As a captain of the South Carolina Southern Senior Cup team for nearly 20 years, Case led the women’s team to a dozen titles with the team never placing lower than third.  No other Senior Cup Captain has come close to topping this record.  In 2007 in Columbus, GA she was the recipient of the prestigious Diamond Award given by the Southern Section to the person who best exemplifies the spirit of the Senior Cup competition.  Her team members had nothing but positive things to say; all were grateful for both her leadership and her strong play.
 Since 1978, Case has consistently been one of the top players in the USTA Southern Section, placing #1 in the Southern Section doubles rankings 18 times, #1 in the South Carolina doubles rankings 20 times, and ranking #9 nationally in the Women’s 60 doubles division in 2002. 
For much of the 1970’s and 1980’s Case was a popular captain of a Junior Tennis League team at the Rockbridge Club in Columbia.  During this time she also recruited trained and supervised ball boys and ball girls for the Family Circle Cup professional tournament in Hilton Head, and for celebrity matches in the Carolina Coliseum in Columbia.  In 1988, she played with son Andy at the U.S. Open Tennis Center in the Mother/Son division of the Family Equitable Tennis Challenge, getting to the semi- finals.  In 1985 her family was awarded the USTA SC Family of the Year.  She was also awarded the USTA SC President’s Award in 1992 and was presented the Lucy Garvin Volunteer of the Year Award in 2006. 
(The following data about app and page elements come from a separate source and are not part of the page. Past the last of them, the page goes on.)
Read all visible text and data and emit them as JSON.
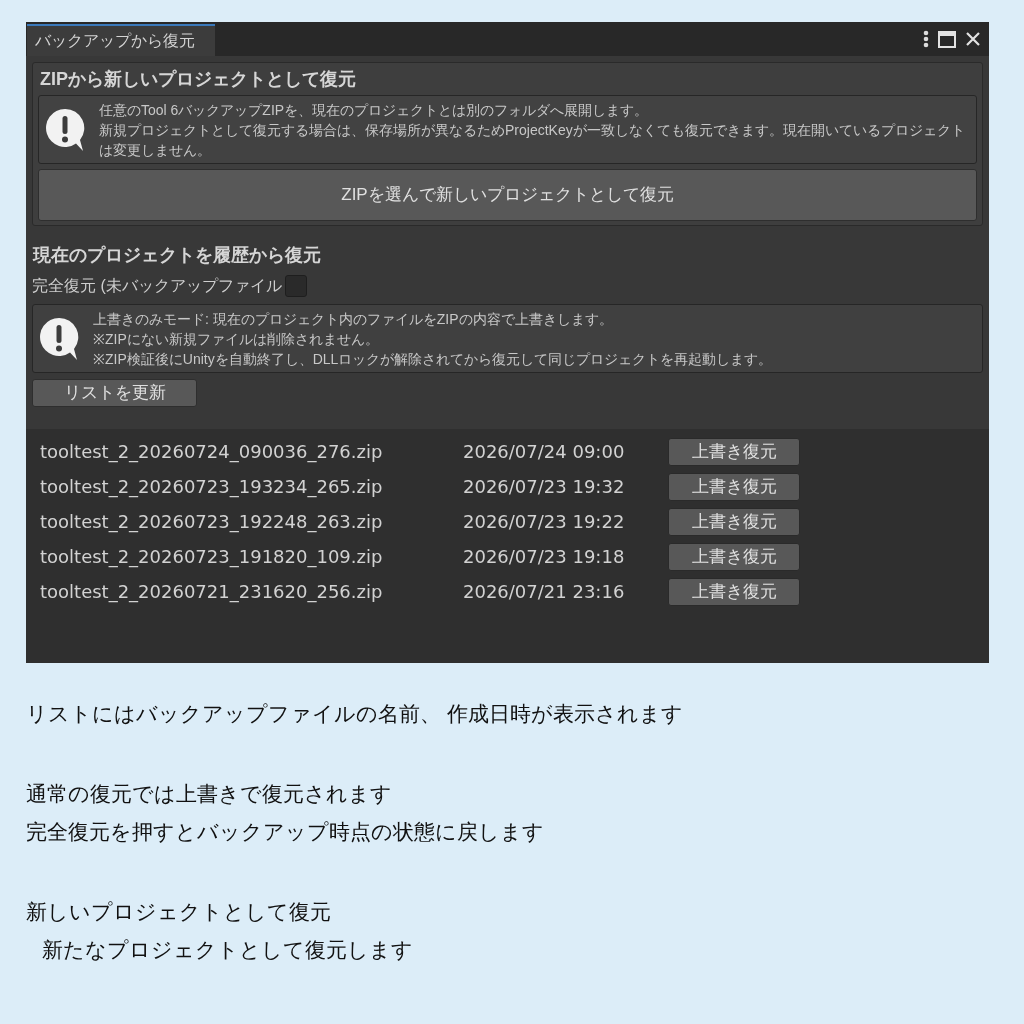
{
  "window": {
    "tab": {
      "label": "バックアップから復元",
      "selected": true
    }
  },
  "new_project_section": {
    "title": "ZIPから新しいプロジェクトとして復元",
    "help": {
      "lines": [
        "任意のTool 6バックアップZIPを、現在のプロジェクトとは別のフォルダへ展開します。",
        "新規プロジェクトとして復元する場合は、保存場所が異なるためProjectKeyが一致しなくても復元できます。現在開いているプロジェクトは変更しません。"
      ]
    },
    "button": "ZIPを選んで新しいプロジェクトとして復元"
  },
  "history_section": {
    "title": "現在のプロジェクトを履歴から復元",
    "full_restore": {
      "label": "完全復元 (未バックアップファイル",
      "checked": false
    },
    "help": {
      "lines": [
        "上書きのみモード: 現在のプロジェクト内のファイルをZIPの内容で上書きします。",
        "※ZIPにない新規ファイルは削除されません。",
        "※ZIP検証後にUnityを自動終了し、DLLロックが解除されてから復元して同じプロジェクトを再起動します。"
      ]
    },
    "refresh_button": "リストを更新",
    "backups": [
      {
        "file": "tooltest_2_20260724_090036_276.zip",
        "date": "2026/07/24 09:00",
        "button": "上書き復元"
      },
      {
        "file": "tooltest_2_20260723_193234_265.zip",
        "date": "2026/07/23 19:32",
        "button": "上書き復元"
      },
      {
        "file": "tooltest_2_20260723_192248_263.zip",
        "date": "2026/07/23 19:22",
        "button": "上書き復元"
      },
      {
        "file": "tooltest_2_20260723_191820_109.zip",
        "date": "2026/07/23 19:18",
        "button": "上書き復元"
      },
      {
        "file": "tooltest_2_20260721_231620_256.zip",
        "date": "2026/07/21 23:16",
        "button": "上書き復元"
      }
    ]
  },
  "notes": [
    {
      "lines": [
        {
          "text": "リストにはバックアップファイルの名前、 作成日時が表示されます"
        }
      ]
    },
    {
      "lines": [
        {
          "text": "通常の復元では上書きで復元されます"
        },
        {
          "text": "完全復元を押すとバックアップ時点の状態に戻します"
        }
      ]
    },
    {
      "lines": [
        {
          "text": "新しいプロジェクトとして復元",
          "children": [
            {
              "text": "新たなプロジェクトとして復元します"
            }
          ]
        }
      ]
    }
  ]
}
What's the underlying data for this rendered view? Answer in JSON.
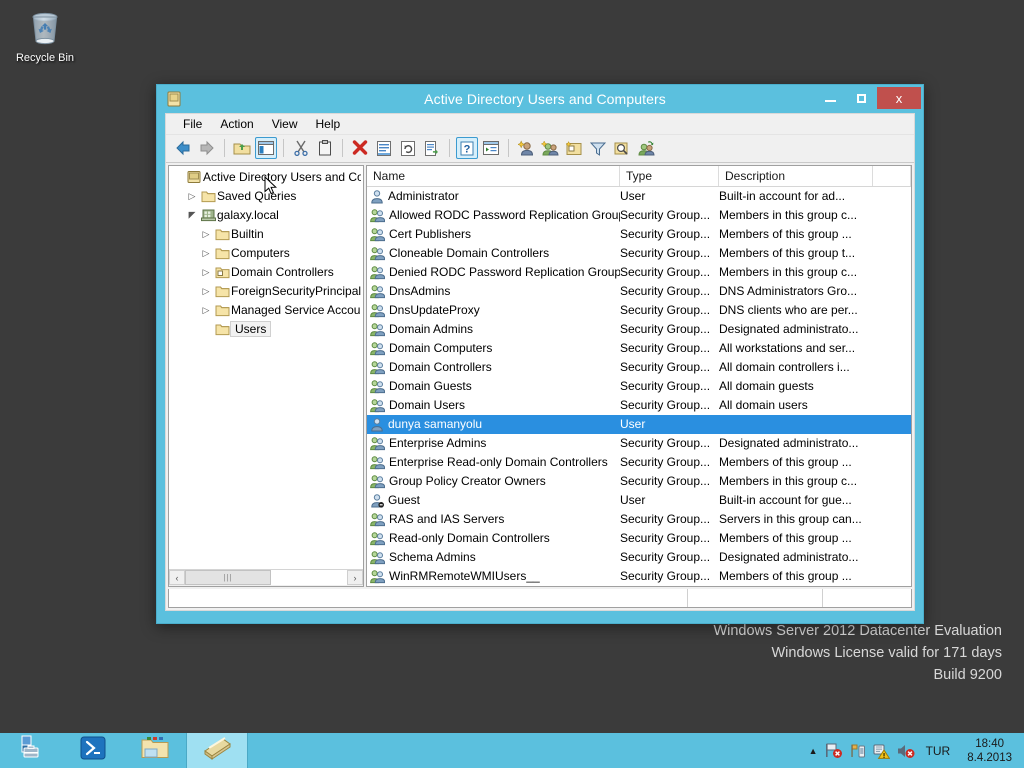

While many positive things could be said about Roberta Case, her essence is perhaps best captured by her doubles partner of over 30 years and SC Tennis Hall of Fame Member Betsy McColl, who said, "While never calling attention to herself, (Roberta) quietly goes about competing on the court or organizing behind the scenes, all with equally positive results."
Carey Washington is one of the most accomplished officials in USTA South Carolina history.  Since first becoming certified in 1988, he has played numerous roles on state, sectional, national and even international levels.  He is such an accomplished and respected official that he has literally written the book on training officials.
Washington was first certified as an official in South Carolina in 1988.  Since that time he has had an indelible influence on players, and officials, across the state, section, and nation.  Washington has officiated events ranging from small junior tournaments at local clubs all the way to professional tournaments in the US Open series. 
Washington has been an influential volunteer for nearly as long as he has been an official.  In 1989 he was selected as Chairman of the USTA SC Officials Committee, a role he retained until 1994.  He served on the USTA National Officials Committee for 15 years, from 1993 to 2008.  In addition, other highlights of Washington’s career include developing training programs for high school officials in South Carolina, working as Chief Official at the Wachovia Palmetto Championships, serving as the referee for the first two National Special Olympics Games, serving for over a decade as the referee for the National Special Olympics Tournament at the Van Der Meer Tennis Center and serving as Chief Umpire for the Special Olympics World Games in Connecticut, North Carolina, Dublin, Ireland, and Shanghai, China.
 The tireless effort that Washington gives to officiating hasn’t gone unnoticed.  He has been honored as USTA SC Official of the Year twice (the only person so honored), received the Lucy Garvin Volunteer of the Year Award, was selected as USTA Southern Tennis Official of the Year (twice) and was selected as one of the first officials to serve on the National Professional Officials Advocacy Committee, where he was selected Vice Chair.
Washington has a knack for charming everyone he comes into contact with, even if he’s ruling against them in his official capacity.  He is not the strongest tennis player to be selected for the SC Tennis Hall of Fame, but as is clear from his nominations there are few stronger advocates for the game.